Asses’ Milk

December 27th, 2021

Asses’ milk, so beneficial in consumptive cases, should be milked into a glass that is kept warm, by being placed in a bason of hot water. The fixed air that it contains sometimes occasions pain in the stomach; at first therefore a tea-spoonful of rum may be taken with it, but should only be put in the moment it is to be swallowed. The genuine milk far surpasses any imitation of it that can be made; but a substitute may be found in the following composition. Boil a quart of water with a quart of new milk, an ounce of white sugar-candy, half an ounce of eringo-root, and half an ounce of conserve of roses, till the quantity be half wasted. As this is an astringent, the doses must be proportioned accordingly, and the mixture is wholesome only while it remains sweet.

Another way. Mix two spoonfuls of boiling water, two of milk, and an egg well beaten. Sweeten with white sugar-candy pounded: this may be taken twice or thrice a day.

Or, boil two ounces of hartshorn-shavings, two ounces of pearl barley, two ounces of candied eringo-root, and one dozen of snails that have been bruised, in two quarts of water till reduced to one. Mix with an equal quantity of new milk, when taken, twice a day.
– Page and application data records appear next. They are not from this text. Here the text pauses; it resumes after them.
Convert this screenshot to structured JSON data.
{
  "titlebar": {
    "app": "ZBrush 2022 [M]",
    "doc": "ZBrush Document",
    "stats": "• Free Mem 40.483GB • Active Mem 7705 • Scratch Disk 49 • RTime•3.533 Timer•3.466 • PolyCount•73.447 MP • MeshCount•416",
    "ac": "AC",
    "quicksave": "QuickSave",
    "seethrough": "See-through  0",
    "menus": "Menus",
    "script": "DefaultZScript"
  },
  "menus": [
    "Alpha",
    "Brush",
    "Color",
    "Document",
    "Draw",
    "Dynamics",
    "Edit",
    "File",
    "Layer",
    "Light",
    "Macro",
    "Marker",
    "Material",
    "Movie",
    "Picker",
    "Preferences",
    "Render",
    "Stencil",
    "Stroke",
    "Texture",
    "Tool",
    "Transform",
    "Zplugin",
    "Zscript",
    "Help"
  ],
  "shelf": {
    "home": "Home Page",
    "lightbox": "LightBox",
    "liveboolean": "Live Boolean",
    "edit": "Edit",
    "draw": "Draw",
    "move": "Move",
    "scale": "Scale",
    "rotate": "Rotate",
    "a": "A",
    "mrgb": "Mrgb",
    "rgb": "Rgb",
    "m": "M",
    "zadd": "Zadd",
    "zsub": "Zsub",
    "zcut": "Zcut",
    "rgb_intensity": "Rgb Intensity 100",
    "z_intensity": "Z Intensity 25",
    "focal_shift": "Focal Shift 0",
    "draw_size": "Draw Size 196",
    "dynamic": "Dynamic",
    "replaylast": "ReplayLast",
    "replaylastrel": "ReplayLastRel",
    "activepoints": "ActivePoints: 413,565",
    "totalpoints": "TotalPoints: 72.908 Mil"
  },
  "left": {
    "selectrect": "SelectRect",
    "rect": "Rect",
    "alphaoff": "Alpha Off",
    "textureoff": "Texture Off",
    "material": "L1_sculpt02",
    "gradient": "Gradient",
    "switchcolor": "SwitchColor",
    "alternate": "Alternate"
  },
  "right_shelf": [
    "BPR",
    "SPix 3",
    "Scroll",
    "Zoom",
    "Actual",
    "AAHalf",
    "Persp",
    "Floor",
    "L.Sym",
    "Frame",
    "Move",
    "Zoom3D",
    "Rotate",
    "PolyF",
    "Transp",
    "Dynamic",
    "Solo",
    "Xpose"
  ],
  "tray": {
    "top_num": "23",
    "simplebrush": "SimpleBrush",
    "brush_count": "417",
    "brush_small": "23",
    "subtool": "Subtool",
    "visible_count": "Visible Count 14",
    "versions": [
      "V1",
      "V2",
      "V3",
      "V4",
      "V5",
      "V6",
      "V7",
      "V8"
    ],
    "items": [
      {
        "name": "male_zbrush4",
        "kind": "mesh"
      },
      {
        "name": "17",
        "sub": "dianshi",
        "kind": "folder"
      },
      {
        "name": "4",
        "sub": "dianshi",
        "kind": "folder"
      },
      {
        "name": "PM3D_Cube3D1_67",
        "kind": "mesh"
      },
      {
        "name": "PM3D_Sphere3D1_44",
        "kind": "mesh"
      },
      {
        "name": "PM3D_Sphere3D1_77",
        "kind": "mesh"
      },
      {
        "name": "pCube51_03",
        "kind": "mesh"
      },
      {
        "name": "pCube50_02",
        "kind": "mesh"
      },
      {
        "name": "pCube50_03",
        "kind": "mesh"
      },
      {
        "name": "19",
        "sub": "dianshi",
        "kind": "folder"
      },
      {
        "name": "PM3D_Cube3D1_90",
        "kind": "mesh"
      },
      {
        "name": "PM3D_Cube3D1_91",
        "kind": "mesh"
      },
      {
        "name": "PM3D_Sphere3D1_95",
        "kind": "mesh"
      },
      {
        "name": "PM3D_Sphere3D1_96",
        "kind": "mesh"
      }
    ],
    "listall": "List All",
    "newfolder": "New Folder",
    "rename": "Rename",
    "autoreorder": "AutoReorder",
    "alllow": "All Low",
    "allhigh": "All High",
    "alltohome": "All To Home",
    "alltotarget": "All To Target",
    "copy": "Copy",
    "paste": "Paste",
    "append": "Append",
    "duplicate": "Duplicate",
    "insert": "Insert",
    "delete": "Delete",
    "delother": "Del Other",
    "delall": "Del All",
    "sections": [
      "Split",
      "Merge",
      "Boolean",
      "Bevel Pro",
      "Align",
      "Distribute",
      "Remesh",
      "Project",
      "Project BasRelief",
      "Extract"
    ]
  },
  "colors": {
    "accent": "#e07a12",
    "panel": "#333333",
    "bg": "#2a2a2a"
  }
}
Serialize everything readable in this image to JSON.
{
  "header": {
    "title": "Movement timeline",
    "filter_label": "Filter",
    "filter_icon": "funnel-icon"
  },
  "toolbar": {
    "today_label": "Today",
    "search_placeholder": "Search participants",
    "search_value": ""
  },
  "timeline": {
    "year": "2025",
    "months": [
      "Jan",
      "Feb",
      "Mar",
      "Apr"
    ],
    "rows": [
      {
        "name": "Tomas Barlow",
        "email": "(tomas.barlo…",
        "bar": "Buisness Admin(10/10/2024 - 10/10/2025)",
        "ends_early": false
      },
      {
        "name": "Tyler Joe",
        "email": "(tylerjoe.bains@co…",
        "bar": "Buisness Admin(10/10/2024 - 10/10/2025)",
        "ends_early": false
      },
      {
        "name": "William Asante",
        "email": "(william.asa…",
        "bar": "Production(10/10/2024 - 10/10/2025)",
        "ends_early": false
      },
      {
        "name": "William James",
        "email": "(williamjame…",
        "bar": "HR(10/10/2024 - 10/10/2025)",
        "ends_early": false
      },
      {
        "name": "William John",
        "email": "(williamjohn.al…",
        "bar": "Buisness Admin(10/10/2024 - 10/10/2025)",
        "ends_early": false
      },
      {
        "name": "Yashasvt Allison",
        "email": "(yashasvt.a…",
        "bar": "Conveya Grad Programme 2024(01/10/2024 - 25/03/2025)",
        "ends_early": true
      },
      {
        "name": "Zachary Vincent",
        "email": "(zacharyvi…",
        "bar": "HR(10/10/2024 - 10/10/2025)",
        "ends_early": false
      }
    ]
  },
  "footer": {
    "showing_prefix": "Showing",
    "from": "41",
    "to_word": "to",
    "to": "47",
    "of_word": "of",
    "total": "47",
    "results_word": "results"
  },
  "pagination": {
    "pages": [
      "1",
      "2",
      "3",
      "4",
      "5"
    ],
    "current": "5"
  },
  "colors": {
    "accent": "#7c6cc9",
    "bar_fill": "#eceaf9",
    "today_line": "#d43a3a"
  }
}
Source: The Cook And Housekeeper’s Complete and Universal Dictionary, Mary Eaton